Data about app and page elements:
════════════════════
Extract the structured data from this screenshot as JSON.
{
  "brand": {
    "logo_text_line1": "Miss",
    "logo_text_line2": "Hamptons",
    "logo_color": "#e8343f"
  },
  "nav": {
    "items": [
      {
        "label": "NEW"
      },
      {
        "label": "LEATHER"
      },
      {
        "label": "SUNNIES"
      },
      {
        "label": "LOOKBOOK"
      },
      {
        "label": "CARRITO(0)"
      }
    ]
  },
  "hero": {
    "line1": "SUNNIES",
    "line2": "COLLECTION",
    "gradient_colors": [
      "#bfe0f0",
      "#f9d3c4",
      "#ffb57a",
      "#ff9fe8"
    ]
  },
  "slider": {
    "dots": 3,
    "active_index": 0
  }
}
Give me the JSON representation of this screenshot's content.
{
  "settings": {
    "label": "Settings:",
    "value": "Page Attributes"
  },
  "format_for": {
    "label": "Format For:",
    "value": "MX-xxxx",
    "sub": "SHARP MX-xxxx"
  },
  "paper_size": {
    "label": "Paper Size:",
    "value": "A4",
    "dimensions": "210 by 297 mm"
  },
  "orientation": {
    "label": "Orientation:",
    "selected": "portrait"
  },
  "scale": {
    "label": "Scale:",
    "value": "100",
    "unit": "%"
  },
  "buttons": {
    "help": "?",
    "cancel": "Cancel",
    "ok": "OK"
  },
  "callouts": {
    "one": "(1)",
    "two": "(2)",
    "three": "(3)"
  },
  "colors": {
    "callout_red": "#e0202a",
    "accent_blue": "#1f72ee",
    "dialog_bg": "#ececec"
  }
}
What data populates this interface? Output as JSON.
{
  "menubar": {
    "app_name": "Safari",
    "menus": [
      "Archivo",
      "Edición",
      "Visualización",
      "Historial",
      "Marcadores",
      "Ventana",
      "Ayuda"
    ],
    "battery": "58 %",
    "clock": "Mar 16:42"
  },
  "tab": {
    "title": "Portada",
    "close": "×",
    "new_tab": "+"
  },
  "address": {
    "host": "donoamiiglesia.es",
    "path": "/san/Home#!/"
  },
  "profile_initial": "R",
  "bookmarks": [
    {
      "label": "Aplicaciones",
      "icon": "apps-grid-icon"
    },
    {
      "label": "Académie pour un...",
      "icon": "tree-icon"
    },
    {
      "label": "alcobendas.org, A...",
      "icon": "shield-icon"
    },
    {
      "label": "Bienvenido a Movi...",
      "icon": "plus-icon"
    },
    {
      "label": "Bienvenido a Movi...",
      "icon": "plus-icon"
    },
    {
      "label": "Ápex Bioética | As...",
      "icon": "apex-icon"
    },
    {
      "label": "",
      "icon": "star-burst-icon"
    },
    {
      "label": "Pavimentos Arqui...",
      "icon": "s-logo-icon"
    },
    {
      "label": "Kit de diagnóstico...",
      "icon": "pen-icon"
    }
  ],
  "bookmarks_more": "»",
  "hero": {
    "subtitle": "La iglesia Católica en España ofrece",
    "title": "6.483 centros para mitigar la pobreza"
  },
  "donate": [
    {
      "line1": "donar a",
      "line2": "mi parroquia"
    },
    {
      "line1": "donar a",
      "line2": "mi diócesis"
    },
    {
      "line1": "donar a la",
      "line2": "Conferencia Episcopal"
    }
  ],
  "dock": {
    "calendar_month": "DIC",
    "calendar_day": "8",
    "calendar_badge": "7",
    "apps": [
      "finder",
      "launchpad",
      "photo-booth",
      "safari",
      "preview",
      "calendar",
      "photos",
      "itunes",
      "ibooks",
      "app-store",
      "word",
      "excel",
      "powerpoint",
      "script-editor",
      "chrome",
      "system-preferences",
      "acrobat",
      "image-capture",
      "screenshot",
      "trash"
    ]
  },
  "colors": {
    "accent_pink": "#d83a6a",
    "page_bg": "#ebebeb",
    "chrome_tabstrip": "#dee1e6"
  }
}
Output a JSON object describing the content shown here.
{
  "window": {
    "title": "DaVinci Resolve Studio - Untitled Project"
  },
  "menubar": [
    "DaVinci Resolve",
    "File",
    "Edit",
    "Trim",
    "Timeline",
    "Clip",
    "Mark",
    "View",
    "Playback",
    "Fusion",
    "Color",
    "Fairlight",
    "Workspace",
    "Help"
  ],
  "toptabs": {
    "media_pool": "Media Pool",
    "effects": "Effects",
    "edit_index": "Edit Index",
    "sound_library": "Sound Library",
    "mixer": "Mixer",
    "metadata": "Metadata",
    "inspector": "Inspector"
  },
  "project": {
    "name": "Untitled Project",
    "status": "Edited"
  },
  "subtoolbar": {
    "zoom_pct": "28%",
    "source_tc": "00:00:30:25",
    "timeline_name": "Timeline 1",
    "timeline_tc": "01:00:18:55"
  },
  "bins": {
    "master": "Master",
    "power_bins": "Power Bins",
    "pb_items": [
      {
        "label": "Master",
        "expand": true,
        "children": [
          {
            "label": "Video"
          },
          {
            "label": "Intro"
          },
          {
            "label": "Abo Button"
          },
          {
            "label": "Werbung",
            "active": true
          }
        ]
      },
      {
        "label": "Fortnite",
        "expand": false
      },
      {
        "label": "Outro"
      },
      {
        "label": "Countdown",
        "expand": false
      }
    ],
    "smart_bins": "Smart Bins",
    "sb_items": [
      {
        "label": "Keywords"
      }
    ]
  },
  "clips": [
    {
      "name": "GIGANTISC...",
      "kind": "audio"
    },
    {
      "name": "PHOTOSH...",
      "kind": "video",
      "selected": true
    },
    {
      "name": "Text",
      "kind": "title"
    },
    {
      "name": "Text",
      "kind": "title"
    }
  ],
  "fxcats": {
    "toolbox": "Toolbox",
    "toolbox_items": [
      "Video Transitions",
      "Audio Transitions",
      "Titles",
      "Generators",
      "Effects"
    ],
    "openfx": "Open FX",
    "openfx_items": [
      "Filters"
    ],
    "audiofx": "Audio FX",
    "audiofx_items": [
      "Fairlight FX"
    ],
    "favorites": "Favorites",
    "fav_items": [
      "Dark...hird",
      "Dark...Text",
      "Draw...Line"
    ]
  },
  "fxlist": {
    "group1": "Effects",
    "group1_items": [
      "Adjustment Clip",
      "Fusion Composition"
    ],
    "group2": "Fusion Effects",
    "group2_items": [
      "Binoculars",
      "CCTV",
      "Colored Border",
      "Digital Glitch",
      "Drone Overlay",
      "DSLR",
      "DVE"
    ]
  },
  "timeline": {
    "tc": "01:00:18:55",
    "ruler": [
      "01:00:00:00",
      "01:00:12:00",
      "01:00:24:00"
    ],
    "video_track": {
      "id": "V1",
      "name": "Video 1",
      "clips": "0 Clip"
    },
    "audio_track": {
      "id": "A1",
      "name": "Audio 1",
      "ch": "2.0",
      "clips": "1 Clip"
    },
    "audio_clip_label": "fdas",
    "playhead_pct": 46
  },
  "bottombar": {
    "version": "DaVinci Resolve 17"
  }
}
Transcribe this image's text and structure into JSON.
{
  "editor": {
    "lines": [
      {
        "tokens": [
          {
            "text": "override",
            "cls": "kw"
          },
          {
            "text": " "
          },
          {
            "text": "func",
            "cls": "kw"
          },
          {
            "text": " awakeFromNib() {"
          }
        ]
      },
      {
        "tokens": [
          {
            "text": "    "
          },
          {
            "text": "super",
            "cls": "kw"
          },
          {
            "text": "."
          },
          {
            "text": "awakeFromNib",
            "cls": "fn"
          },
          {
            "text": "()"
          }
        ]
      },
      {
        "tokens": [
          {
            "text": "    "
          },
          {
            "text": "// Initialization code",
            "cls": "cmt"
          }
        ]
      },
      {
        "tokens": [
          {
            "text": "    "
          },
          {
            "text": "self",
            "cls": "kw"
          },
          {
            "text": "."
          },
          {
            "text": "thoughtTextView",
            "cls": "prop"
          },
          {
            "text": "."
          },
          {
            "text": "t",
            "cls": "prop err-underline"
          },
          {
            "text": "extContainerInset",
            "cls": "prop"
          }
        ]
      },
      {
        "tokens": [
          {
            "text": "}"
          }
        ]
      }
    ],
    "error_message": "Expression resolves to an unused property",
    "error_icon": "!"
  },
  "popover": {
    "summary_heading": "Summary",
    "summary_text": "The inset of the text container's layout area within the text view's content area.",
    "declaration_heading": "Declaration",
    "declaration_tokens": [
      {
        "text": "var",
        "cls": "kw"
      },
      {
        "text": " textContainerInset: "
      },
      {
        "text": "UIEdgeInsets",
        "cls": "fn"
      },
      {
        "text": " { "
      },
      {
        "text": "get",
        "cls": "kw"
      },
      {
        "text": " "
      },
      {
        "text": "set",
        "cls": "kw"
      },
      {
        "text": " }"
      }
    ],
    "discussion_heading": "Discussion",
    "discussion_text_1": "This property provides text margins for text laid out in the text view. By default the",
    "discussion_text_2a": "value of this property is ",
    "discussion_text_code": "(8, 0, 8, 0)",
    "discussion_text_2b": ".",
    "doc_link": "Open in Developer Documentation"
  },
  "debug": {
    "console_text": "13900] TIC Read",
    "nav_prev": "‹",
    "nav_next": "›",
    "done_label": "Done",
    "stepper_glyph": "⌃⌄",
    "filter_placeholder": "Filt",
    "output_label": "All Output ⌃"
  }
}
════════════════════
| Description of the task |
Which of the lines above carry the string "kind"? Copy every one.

| Task solution |
      "kind": "audio"
      "kind": "video",
      "kind": "title"
      "kind": "title"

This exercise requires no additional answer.